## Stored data
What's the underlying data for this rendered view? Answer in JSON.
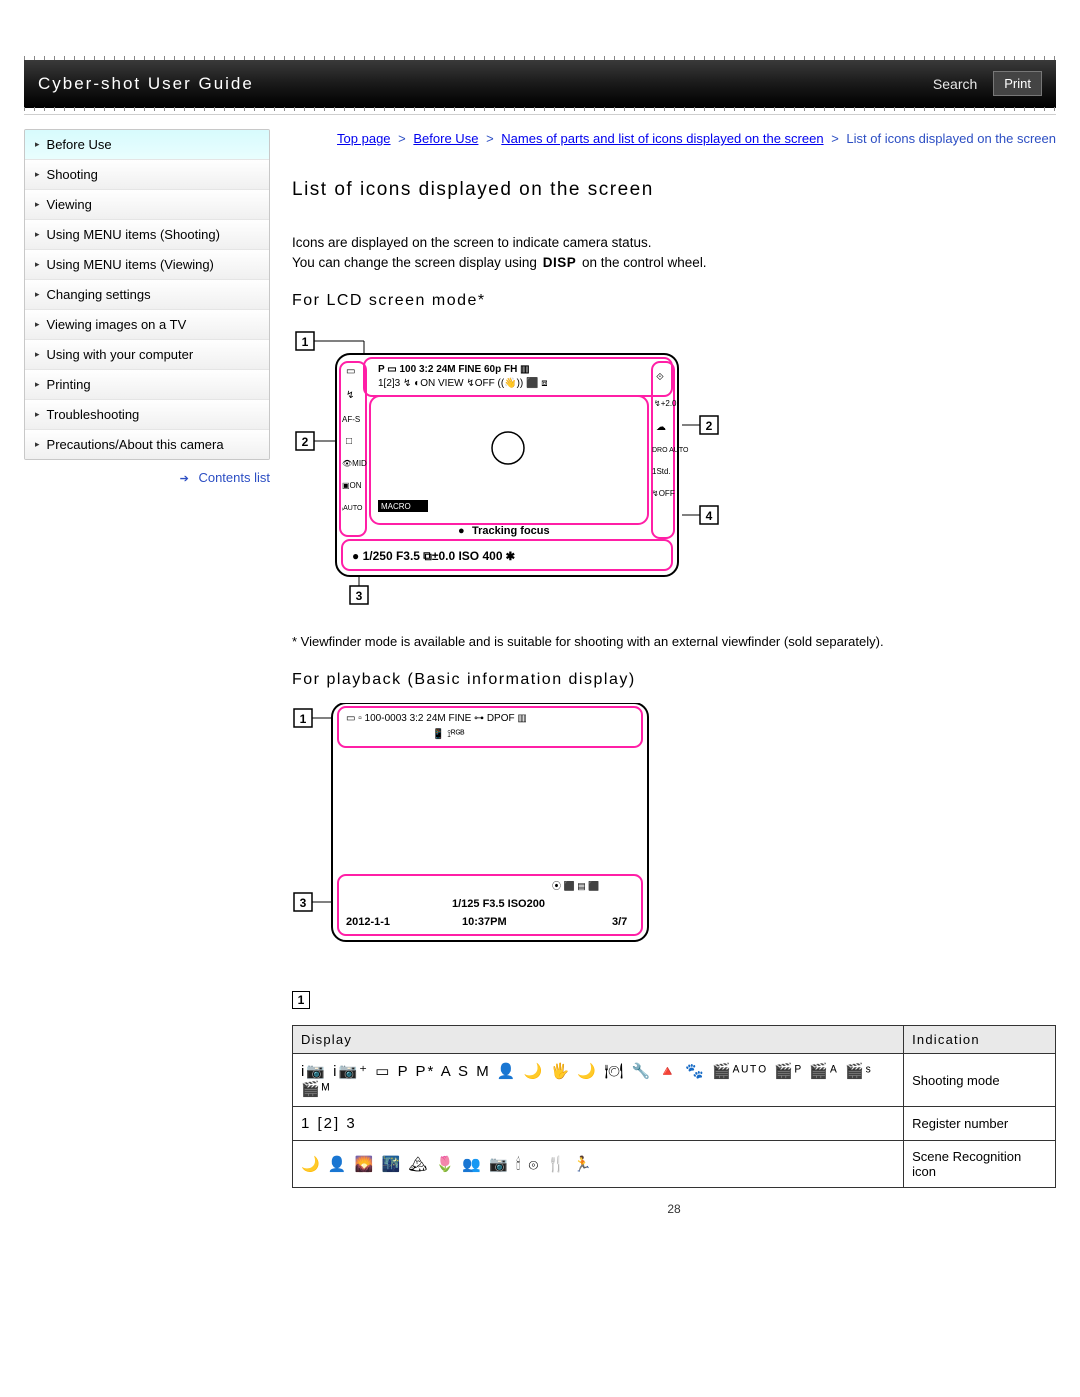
{
  "header": {
    "title": "Cyber-shot User Guide",
    "search": "Search",
    "print": "Print"
  },
  "sidebar": {
    "items": [
      {
        "label": "Before Use",
        "active": true
      },
      {
        "label": "Shooting"
      },
      {
        "label": "Viewing"
      },
      {
        "label": "Using MENU items (Shooting)"
      },
      {
        "label": "Using MENU items (Viewing)"
      },
      {
        "label": "Changing settings"
      },
      {
        "label": "Viewing images on a TV"
      },
      {
        "label": "Using with your computer"
      },
      {
        "label": "Printing"
      },
      {
        "label": "Troubleshooting"
      },
      {
        "label": "Precautions/About this camera"
      }
    ],
    "contents_link": "Contents list"
  },
  "breadcrumb": {
    "parts": [
      "Top page",
      "Before Use",
      "Names of parts and list of icons displayed on the screen",
      "List of icons displayed on the screen"
    ]
  },
  "main": {
    "title": "List of icons displayed on the screen",
    "intro1": "Icons are displayed on the screen to indicate camera status.",
    "intro2a": "You can change the screen display using",
    "disp_label": "DISP",
    "intro2b": "on the control wheel.",
    "section_lcd": "For LCD screen mode*",
    "footnote": "* Viewfinder mode is available and is suitable for shooting with an external viewfinder (sold separately).",
    "section_playback": "For playback (Basic information display)",
    "callout_1": "1",
    "callout_2": "2",
    "callout_3": "3",
    "callout_4": "4",
    "table": {
      "head_display": "Display",
      "head_indication": "Indication",
      "rows": [
        {
          "display_icons": "i📷 i📷⁺ ▭ P P* A S M 👤 🌙 🖐 🌙 🍽 🔧 🔺 🐾 🎬ᴬᵁᵀᴼ 🎬ᴾ 🎬ᴬ 🎬ˢ 🎬ᴹ",
          "indication": "Shooting mode"
        },
        {
          "display_icons": "1 [2] 3",
          "indication": "Register number"
        },
        {
          "display_icons": "🌙 👤 🌄 🌃 🏔 🌷 👥 📷 🕯 ⊚ 🍴 🏃",
          "indication": "Scene Recognition icon"
        }
      ]
    }
  },
  "lcd_overlay": {
    "top_row": "P  ▭ 100 3:2 24M FINE 60p FH ▥",
    "top_row2": "1[2]3  ↯ ◐ON VIEW  ↯OFF ((👋)) ⬛ ⧈",
    "left_icons": [
      "▭",
      "↯",
      "AF-S",
      "□",
      "👁MID",
      "▣ON",
      "ᵢAUTO"
    ],
    "right_icons": [
      "⟐",
      "↯+2.0",
      "☁",
      "DRO AUTO",
      "1Std.",
      "↯OFF"
    ],
    "center_text": "Tracking focus",
    "macro": "MACRO",
    "bottom_row": "● 1/250   F3.5  ⧉±0.0  ISO 400   ✱"
  },
  "playback_overlay": {
    "top_row": "▭ ▫ 100-0003   3:2 24M  FINE  ⊶ DPOF ▥",
    "top_row2": "📱  ⟟ᴿᴳᴮ",
    "mid": "⦿ ⬛ ▤ ⬛",
    "line1": "1/125   F3.5   ISO200",
    "line2a": "2012-1-1",
    "line2b": "10:37PM",
    "line2c": "3/7"
  },
  "page_number": "28"
}
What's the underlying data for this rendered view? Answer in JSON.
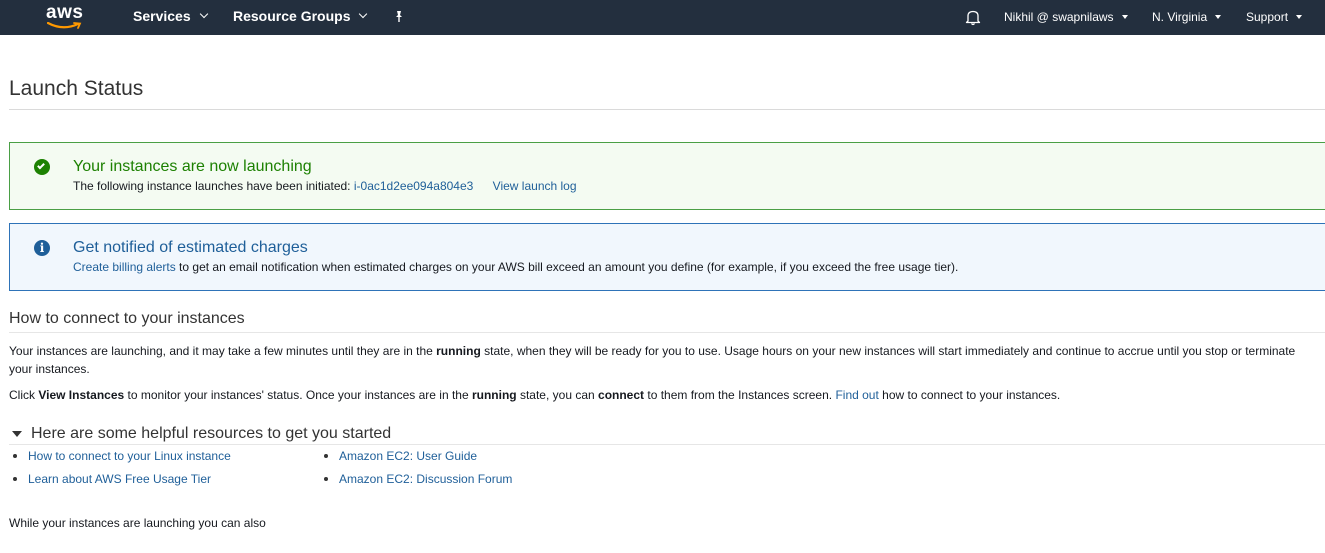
{
  "nav": {
    "logo": "aws",
    "services": "Services",
    "resource_groups": "Resource Groups",
    "user": "Nikhil @ swapnilaws",
    "region": "N. Virginia",
    "support": "Support"
  },
  "page": {
    "title": "Launch Status"
  },
  "success_alert": {
    "title": "Your instances are now launching",
    "body_prefix": "The following instance launches have been initiated:",
    "instance_id": "i-0ac1d2ee094a804e3",
    "view_log": "View launch log"
  },
  "info_alert": {
    "title": "Get notified of estimated charges",
    "link": "Create billing alerts",
    "body": " to get an email notification when estimated charges on your AWS bill exceed an amount you define (for example, if you exceed the free usage tier)."
  },
  "connect": {
    "title": "How to connect to your instances",
    "p1_a": "Your instances are launching, and it may take a few minutes until they are in the ",
    "p1_b": "running",
    "p1_c": " state, when they will be ready for you to use. Usage hours on your new instances will start immediately and continue to accrue until you stop or terminate your instances.",
    "p2_a": "Click ",
    "p2_b": "View Instances",
    "p2_c": " to monitor your instances' status. Once your instances are in the ",
    "p2_d": "running",
    "p2_e": " state, you can ",
    "p2_f": "connect",
    "p2_g": " to them from the Instances screen. ",
    "p2_link": "Find out",
    "p2_h": " how to connect to your instances."
  },
  "resources": {
    "title": "Here are some helpful resources to get you started",
    "left": [
      "How to connect to your Linux instance",
      "Learn about AWS Free Usage Tier"
    ],
    "right": [
      "Amazon EC2: User Guide",
      "Amazon EC2: Discussion Forum"
    ]
  },
  "footer_text": "While your instances are launching you can also"
}
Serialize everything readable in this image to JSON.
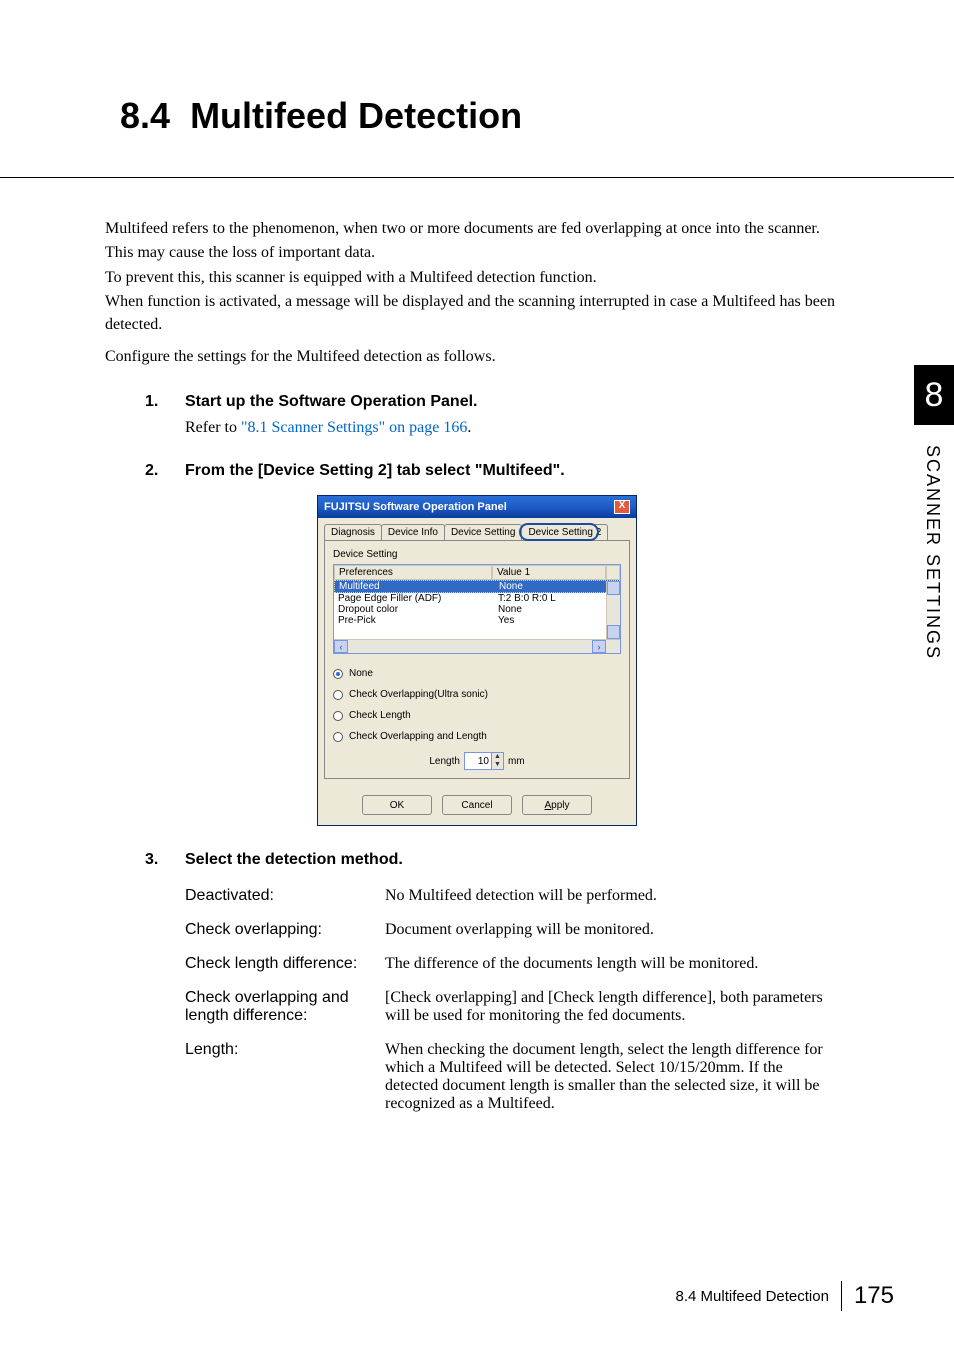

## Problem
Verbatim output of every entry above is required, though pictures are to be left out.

## Expected output
What's the underlying data for this rendered view? Answer in JSON.
{
  "header": {
    "title": "Cyber-shot User Guide",
    "search": "Search",
    "print": "Print"
  },
  "sidebar": {
    "items": [
      {
        "label": "Before Use",
        "active": true
      },
      {
        "label": "Shooting"
      },
      {
        "label": "Viewing"
      },
      {
        "label": "Using MENU items (Shooting)"
      },
      {
        "label": "Using MENU items (Viewing)"
      },
      {
        "label": "Changing settings"
      },
      {
        "label": "Viewing images on a TV"
      },
      {
        "label": "Using with your computer"
      },
      {
        "label": "Printing"
      },
      {
        "label": "Troubleshooting"
      },
      {
        "label": "Precautions/About this camera"
      }
    ],
    "contents_link": "Contents list"
  },
  "breadcrumb": {
    "parts": [
      "Top page",
      "Before Use",
      "Names of parts and list of icons displayed on the screen",
      "List of icons displayed on the screen"
    ]
  },
  "main": {
    "title": "List of icons displayed on the screen",
    "intro1": "Icons are displayed on the screen to indicate camera status.",
    "intro2a": "You can change the screen display using",
    "disp_label": "DISP",
    "intro2b": "on the control wheel.",
    "section_lcd": "For LCD screen mode*",
    "footnote": "* Viewfinder mode is available and is suitable for shooting with an external viewfinder (sold separately).",
    "section_playback": "For playback (Basic information display)",
    "callout_1": "1",
    "callout_2": "2",
    "callout_3": "3",
    "callout_4": "4",
    "table": {
      "head_display": "Display",
      "head_indication": "Indication",
      "rows": [
        {
          "display_icons": "i📷 i📷⁺ ▭ P P* A S M 👤 🌙 🖐 🌙 🍽 🔧 🔺 🐾 🎬ᴬᵁᵀᴼ 🎬ᴾ 🎬ᴬ 🎬ˢ 🎬ᴹ",
          "indication": "Shooting mode"
        },
        {
          "display_icons": "1 [2] 3",
          "indication": "Register number"
        },
        {
          "display_icons": "🌙 👤 🌄 🌃 🏔 🌷 👥 📷 🕯 ⊚ 🍴 🏃",
          "indication": "Scene Recognition icon"
        }
      ]
    }
  },
  "lcd_overlay": {
    "top_row": "P  ▭ 100 3:2 24M FINE 60p FH ▥",
    "top_row2": "1[2]3  ↯ ◐ON VIEW  ↯OFF ((👋)) ⬛ ⧈",
    "left_icons": [
      "▭",
      "↯",
      "AF-S",
      "□",
      "👁MID",
      "▣ON",
      "ᵢAUTO"
    ],
    "right_icons": [
      "⟐",
      "↯+2.0",
      "☁",
      "DRO AUTO",
      "1Std.",
      "↯OFF"
    ],
    "center_text": "Tracking focus",
    "macro": "MACRO",
    "bottom_row": "● 1/250   F3.5  ⧉±0.0  ISO 400   ✱"
  },
  "playback_overlay": {
    "top_row": "▭ ▫ 100-0003   3:2 24M  FINE  ⊶ DPOF ▥",
    "top_row2": "📱  ⟟ᴿᴳᴮ",
    "mid": "⦿ ⬛ ▤ ⬛",
    "line1": "1/125   F3.5   ISO200",
    "line2a": "2012-1-1",
    "line2b": "10:37PM",
    "line2c": "3/7"
  },
  "page_number": "28"
}
What's the underlying data for this rendered view? Answer in JSON.
{
  "nav": {
    "logo": "aws",
    "services": "Services",
    "resource_groups": "Resource Groups",
    "user": "Nikhil @ swapnilaws",
    "region": "N. Virginia",
    "support": "Support"
  },
  "page": {
    "title": "Launch Status"
  },
  "success_alert": {
    "title": "Your instances are now launching",
    "body_prefix": "The following instance launches have been initiated:",
    "instance_id": "i-0ac1d2ee094a804e3",
    "view_log": "View launch log"
  },
  "info_alert": {
    "title": "Get notified of estimated charges",
    "link": "Create billing alerts",
    "body": " to get an email notification when estimated charges on your AWS bill exceed an amount you define (for example, if you exceed the free usage tier)."
  },
  "connect": {
    "title": "How to connect to your instances",
    "p1_a": "Your instances are launching, and it may take a few minutes until they are in the ",
    "p1_b": "running",
    "p1_c": " state, when they will be ready for you to use. Usage hours on your new instances will start immediately and continue to accrue until you stop or terminate your instances.",
    "p2_a": "Click ",
    "p2_b": "View Instances",
    "p2_c": " to monitor your instances' status. Once your instances are in the ",
    "p2_d": "running",
    "p2_e": " state, you can ",
    "p2_f": "connect",
    "p2_g": " to them from the Instances screen. ",
    "p2_link": "Find out",
    "p2_h": " how to connect to your instances."
  },
  "resources": {
    "title": "Here are some helpful resources to get you started",
    "left": [
      "How to connect to your Linux instance",
      "Learn about AWS Free Usage Tier"
    ],
    "right": [
      "Amazon EC2: User Guide",
      "Amazon EC2: Discussion Forum"
    ]
  },
  "footer_text": "While your instances are launching you can also"
}
Serialize everything readable in this image to JSON.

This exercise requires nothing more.